Why race still matters

Anthony Berry

One of the most profound moments in the book comes when he gives his daughter, Scout, some simple advice on how to deal with people who are different from her. He says, “If you can learn a simple trick, Scout, you’ll get along a lot better with all kinds of folks. You never really understand a person until you consider things from his point of view – until you climb in his skin and walk around in it.”  I think this advice is needed in our current debates concerning race in the public sphere.

In the past year alone, there have been numerous incidents both on this campus and nationally that have reignited America’s conversations about race. As a young African-American male from the Deep South, some of these incidents have deeply troubled me. In the year 2014, when the United States has twice elected an African-American president, race remains the topic of many very heated discussions. It’s an unsettling issue, regardless of the amount of melanin your skin happens to possess.
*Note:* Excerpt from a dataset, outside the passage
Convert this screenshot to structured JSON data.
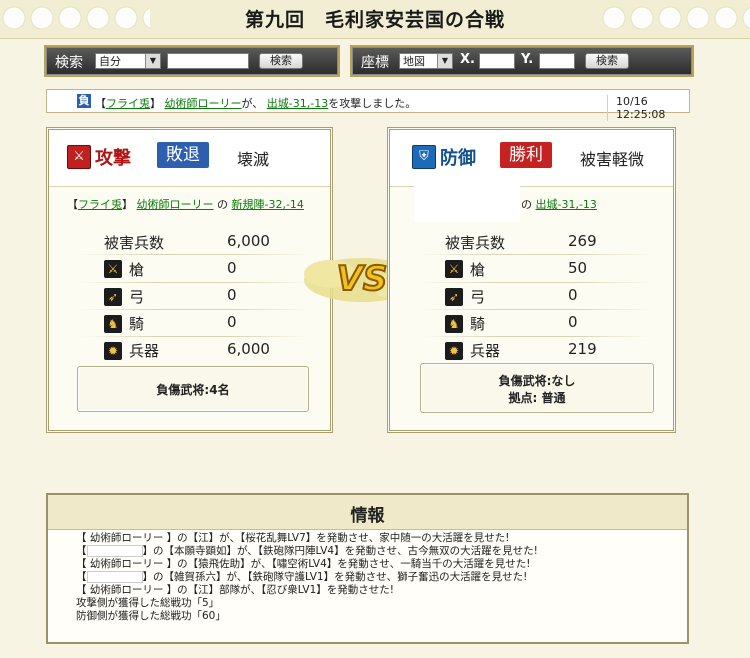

Even though it is tough, race and its role in our daily lives and society is a conversation that we as a country need to have. From its very beginning, one of the greatest gifts of this nation has been its mult-iethnic and multicultural population. People of every skin color from every corner of the globe call the United States home. This great gift has been tested by things like the horror of slavery, the expulsion of Native Americans from their lands, the imprisonment of Japanese-Americans during World War II and the discrimination of Eastern European immigrants during the 19th century.

Yet succeeding generations fought to right the wrongs that their predecessors created. Now it is our turn. While race relations have undoubtedly improved over the latter half of the last century, there is still much progress to be made. 

We need to talk about Ferguson. We need to talk about segregated Greek systems.  We need to talk about immigration. But communication has to be a dialogue, not a monologue. Otherwise, our efforts to cultivate a more ethnically harmonious nation will instead result in increased discord and hostility. We should not want to be a “colorblind” or “post-racial” society.

Anthony Berry is a sophomore majoring in finance.